▸ **Assignment**: Output the data below exactly, images excluded.

====== Records provided

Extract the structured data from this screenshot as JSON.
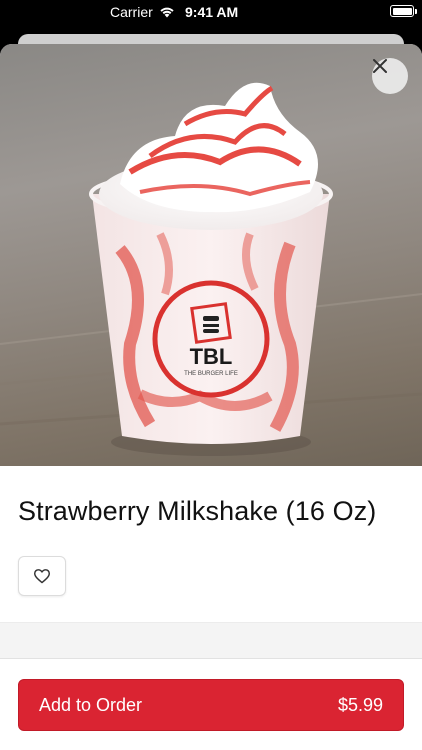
{
  "status_bar": {
    "carrier": "Carrier",
    "time": "9:41 AM"
  },
  "product": {
    "name": "Strawberry Milkshake (16 Oz)",
    "cup_logo_text": "TBL",
    "cup_logo_subtext": "THE BURGER LIFE"
  },
  "actions": {
    "add_label": "Add to Order",
    "price": "$5.99"
  },
  "colors": {
    "accent": "#da2432",
    "background": "#ffffff"
  },
  "icons": {
    "close": "close-icon",
    "favorite": "heart-outline-icon",
    "wifi": "wifi-icon",
    "battery": "battery-icon"
  }
}
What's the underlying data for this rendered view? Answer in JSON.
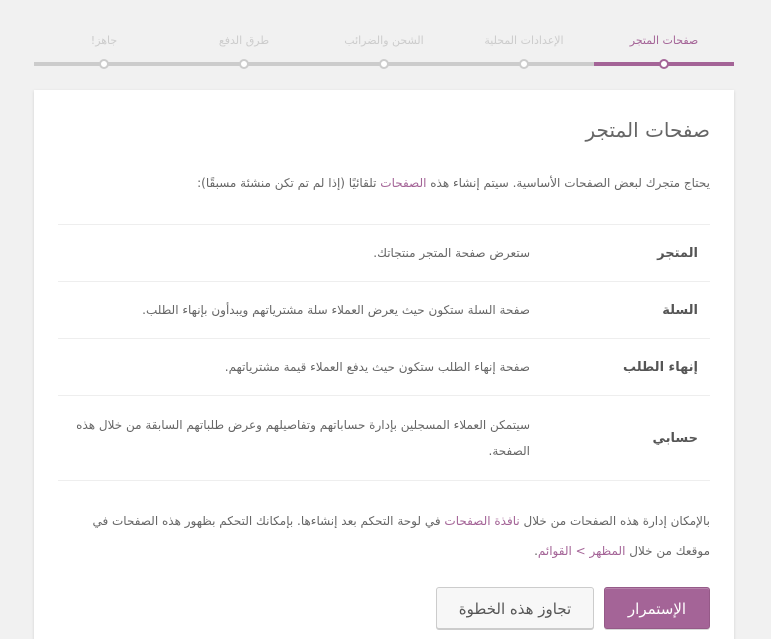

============

▸ **Exercise response**:
Extract the structured data from this screenshot as JSON.
{
  "status_bar": {
    "carrier": "Carrier",
    "time": "9:41 AM"
  },
  "product": {
    "name": "Strawberry Milkshake (16 Oz)",
    "cup_logo_text": "TBL",
    "cup_logo_subtext": "THE BURGER LIFE"
  },
  "actions": {
    "add_label": "Add to Order",
    "price": "$5.99"
  },
  "colors": {
    "accent": "#da2432",
    "background": "#ffffff"
  },
  "icons": {
    "close": "close-icon",
    "favorite": "heart-outline-icon",
    "wifi": "wifi-icon",
    "battery": "battery-icon"
  }
}
What's the underlying data for this rendered view? Answer in JSON.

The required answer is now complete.